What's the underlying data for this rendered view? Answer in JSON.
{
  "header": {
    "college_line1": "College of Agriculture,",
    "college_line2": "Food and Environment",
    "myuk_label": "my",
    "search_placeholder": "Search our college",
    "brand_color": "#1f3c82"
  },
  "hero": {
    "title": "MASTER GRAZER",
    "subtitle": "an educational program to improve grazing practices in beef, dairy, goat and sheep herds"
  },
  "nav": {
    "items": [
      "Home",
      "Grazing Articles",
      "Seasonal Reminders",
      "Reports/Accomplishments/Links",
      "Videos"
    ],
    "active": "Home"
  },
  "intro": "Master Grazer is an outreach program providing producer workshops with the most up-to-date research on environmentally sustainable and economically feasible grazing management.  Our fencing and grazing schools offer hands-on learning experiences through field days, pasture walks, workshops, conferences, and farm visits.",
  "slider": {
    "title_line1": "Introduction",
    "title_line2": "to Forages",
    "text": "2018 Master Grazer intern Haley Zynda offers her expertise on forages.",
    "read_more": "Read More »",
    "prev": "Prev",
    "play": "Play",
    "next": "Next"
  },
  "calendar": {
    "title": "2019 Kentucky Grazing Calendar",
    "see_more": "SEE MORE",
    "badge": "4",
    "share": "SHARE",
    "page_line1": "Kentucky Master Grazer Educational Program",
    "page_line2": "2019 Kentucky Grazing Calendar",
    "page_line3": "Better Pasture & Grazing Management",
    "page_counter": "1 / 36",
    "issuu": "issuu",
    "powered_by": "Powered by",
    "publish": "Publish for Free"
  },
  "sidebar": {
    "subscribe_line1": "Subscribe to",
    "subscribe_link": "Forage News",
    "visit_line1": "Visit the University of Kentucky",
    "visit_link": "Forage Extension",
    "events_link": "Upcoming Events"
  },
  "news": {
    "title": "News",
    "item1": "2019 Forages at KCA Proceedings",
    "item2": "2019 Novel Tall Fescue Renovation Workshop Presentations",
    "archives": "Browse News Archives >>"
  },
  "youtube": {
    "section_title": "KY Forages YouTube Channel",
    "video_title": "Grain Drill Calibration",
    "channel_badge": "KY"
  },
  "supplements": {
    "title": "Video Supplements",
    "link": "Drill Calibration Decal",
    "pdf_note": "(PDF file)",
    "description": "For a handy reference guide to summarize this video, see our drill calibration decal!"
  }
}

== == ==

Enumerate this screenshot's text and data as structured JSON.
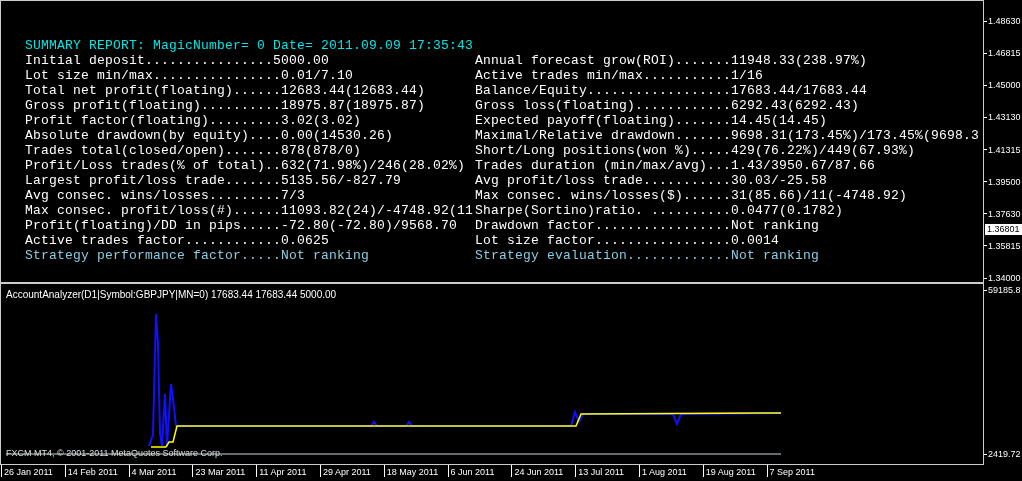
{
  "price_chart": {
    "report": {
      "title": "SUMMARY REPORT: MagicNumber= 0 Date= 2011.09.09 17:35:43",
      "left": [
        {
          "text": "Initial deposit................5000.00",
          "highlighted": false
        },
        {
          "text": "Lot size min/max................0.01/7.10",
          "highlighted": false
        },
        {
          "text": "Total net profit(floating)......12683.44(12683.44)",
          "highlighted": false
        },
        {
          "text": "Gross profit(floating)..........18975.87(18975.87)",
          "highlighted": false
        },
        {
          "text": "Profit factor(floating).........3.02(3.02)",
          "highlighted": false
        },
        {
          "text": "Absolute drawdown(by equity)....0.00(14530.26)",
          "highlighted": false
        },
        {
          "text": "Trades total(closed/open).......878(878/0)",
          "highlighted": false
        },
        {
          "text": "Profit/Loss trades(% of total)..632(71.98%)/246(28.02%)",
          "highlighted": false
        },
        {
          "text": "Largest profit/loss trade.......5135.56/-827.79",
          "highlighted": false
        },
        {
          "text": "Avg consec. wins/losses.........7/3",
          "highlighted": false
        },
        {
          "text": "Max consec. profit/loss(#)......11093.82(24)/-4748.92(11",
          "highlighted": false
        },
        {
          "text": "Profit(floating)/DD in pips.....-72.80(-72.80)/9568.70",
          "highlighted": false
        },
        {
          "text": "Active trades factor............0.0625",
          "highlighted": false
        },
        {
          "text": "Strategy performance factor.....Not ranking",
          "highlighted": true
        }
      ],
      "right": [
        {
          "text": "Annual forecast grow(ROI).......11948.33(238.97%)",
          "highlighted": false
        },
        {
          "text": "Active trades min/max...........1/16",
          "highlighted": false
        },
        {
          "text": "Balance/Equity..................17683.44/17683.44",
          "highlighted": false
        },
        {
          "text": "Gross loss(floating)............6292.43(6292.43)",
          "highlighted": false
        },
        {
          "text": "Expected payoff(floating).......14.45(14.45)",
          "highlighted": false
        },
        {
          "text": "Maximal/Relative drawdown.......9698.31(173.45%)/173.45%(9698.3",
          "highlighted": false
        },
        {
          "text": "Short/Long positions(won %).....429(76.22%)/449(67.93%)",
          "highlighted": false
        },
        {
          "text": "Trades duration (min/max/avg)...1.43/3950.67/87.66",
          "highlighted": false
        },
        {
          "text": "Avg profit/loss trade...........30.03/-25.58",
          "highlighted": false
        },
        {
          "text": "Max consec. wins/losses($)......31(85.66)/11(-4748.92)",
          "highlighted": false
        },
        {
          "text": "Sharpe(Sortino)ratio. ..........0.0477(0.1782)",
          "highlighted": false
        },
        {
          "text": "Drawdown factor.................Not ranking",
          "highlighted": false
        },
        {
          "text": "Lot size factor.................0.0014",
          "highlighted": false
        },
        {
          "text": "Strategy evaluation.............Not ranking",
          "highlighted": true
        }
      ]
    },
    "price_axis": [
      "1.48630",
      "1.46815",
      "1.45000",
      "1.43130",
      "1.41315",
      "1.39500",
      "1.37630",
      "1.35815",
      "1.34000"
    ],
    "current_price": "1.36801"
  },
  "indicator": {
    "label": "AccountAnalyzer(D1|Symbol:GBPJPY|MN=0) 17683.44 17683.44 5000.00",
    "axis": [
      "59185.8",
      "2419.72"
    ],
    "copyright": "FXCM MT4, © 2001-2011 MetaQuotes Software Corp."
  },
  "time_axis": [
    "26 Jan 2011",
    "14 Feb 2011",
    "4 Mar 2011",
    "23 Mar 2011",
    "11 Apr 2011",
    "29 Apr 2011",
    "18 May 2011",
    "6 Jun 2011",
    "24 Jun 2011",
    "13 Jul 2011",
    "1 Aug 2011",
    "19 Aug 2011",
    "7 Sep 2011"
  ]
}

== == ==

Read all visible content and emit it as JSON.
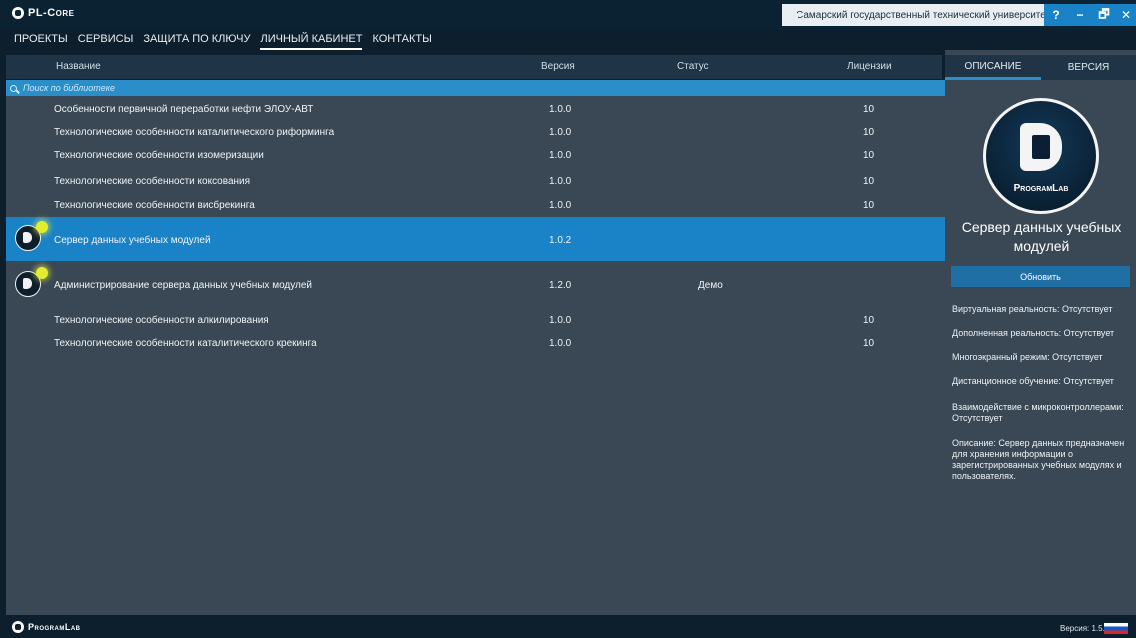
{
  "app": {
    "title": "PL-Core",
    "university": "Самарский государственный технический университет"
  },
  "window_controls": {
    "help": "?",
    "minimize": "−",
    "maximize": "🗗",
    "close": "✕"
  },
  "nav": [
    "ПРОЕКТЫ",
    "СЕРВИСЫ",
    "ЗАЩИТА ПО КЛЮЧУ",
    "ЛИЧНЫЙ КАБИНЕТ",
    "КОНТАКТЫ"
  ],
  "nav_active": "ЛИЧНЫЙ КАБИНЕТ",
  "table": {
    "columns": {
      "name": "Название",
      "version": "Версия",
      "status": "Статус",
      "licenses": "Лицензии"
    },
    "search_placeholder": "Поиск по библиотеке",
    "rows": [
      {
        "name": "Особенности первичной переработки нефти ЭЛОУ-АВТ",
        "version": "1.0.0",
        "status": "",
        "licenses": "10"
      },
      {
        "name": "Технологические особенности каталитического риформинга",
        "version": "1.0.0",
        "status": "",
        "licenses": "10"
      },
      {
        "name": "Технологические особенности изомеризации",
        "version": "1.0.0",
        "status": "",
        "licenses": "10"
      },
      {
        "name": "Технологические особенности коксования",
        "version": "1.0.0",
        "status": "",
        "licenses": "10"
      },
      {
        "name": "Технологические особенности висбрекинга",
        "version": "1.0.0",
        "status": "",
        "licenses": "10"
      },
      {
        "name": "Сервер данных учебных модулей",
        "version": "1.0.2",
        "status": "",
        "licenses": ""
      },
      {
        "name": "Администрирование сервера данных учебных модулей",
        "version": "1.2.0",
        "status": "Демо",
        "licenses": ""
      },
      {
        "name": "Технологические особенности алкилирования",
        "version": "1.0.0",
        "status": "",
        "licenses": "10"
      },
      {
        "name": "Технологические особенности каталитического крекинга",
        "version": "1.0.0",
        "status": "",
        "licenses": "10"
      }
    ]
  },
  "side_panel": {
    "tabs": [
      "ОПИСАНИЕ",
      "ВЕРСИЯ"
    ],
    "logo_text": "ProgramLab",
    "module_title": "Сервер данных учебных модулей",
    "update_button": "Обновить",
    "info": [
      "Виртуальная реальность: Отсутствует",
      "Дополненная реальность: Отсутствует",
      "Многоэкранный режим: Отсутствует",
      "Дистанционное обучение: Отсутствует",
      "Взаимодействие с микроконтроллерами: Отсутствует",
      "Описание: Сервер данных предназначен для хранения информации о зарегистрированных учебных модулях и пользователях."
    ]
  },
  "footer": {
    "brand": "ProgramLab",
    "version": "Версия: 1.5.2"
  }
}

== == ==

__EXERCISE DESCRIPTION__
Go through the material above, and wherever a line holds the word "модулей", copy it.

__SOLUTION TO THE EXERCISE__
        "name": "Сервер данных учебных модулей",
        "name": "Администрирование сервера данных учебных модулей",
    "module_title": "Сервер данных учебных модулей",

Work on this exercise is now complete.